─── INFORMATION
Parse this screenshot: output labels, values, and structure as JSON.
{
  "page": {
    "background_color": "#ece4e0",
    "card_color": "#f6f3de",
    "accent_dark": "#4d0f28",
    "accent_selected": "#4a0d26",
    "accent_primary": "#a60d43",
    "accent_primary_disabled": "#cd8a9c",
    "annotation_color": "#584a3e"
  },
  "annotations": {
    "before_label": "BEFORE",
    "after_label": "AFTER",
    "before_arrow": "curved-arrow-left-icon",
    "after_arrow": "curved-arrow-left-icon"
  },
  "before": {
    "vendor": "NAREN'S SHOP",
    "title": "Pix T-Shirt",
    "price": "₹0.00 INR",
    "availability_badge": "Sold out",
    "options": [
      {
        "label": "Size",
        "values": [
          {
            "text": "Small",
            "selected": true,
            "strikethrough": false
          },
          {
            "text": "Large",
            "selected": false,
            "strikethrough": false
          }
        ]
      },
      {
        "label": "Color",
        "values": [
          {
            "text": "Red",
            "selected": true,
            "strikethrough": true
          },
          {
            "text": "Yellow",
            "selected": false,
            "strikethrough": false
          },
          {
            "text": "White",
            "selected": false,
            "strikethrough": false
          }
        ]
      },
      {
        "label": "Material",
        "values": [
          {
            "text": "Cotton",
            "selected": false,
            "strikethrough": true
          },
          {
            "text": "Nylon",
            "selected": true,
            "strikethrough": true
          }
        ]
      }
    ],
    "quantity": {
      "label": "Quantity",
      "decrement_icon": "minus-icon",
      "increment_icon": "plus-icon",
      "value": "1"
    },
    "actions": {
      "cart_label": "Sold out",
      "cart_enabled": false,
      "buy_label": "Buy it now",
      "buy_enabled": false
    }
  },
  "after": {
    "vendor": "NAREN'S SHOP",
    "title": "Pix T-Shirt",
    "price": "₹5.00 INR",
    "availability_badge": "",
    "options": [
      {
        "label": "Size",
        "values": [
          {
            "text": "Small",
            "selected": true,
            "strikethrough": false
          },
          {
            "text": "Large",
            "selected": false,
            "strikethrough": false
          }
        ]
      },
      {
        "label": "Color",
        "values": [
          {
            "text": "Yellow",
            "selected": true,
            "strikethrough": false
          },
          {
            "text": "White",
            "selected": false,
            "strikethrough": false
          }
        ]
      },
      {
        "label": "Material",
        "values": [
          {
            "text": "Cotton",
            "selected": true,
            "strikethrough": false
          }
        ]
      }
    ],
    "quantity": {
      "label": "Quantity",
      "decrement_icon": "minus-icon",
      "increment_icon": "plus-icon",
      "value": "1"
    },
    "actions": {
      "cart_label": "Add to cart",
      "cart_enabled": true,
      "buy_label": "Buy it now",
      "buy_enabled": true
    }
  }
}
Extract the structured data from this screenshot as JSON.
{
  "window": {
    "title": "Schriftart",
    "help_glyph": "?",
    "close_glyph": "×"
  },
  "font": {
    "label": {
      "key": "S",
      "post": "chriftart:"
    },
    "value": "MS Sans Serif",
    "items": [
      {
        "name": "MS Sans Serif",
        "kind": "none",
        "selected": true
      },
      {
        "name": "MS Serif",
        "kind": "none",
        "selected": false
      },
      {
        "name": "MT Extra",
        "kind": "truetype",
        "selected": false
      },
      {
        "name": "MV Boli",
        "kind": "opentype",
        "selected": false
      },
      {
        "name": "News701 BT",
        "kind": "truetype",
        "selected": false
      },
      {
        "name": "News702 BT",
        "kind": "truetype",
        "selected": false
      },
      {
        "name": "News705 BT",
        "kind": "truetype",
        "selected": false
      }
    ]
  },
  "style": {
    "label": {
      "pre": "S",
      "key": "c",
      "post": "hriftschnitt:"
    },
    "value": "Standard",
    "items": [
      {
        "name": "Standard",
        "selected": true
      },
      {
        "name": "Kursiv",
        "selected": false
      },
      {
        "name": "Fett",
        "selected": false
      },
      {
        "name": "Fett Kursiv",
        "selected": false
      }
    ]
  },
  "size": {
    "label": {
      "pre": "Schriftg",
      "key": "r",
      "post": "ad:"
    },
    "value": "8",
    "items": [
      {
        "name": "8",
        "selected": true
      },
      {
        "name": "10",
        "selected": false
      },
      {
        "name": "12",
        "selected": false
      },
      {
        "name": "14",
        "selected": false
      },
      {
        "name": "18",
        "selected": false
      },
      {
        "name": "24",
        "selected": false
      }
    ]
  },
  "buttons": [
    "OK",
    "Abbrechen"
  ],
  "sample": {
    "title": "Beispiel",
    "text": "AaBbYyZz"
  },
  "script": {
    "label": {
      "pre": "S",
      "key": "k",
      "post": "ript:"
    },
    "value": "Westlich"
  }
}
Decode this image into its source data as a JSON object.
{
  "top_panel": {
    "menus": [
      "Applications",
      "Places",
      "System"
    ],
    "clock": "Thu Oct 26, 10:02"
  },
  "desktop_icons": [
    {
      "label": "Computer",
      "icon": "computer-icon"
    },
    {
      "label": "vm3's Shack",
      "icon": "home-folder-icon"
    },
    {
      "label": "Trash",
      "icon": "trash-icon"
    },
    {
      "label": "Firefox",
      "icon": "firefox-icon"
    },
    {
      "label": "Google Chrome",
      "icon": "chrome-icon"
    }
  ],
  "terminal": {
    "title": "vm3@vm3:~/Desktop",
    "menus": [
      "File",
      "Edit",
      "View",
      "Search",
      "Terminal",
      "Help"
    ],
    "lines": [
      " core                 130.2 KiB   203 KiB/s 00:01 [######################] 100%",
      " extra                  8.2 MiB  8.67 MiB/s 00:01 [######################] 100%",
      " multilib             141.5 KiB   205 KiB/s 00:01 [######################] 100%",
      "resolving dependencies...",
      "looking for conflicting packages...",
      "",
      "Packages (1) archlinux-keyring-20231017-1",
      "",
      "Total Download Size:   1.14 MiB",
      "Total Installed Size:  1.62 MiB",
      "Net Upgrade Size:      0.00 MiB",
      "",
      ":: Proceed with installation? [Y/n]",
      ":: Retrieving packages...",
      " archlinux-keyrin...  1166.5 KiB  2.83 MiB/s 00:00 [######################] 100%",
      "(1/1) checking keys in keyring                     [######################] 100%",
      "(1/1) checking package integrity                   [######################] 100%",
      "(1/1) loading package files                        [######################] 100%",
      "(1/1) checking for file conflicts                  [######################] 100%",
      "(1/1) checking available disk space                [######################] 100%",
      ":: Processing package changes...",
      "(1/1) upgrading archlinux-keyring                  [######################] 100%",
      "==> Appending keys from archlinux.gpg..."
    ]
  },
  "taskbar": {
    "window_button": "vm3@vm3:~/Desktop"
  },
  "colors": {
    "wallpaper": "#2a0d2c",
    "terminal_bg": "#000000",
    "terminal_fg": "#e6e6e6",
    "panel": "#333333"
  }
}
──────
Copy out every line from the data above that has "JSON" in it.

SOLUTION TO THIS PROBLEM:
Parse this screenshot: output labels, values, and structure as JSON.
Extract the structured data from this screenshot as JSON.
Decode this image into its source data as a JSON object.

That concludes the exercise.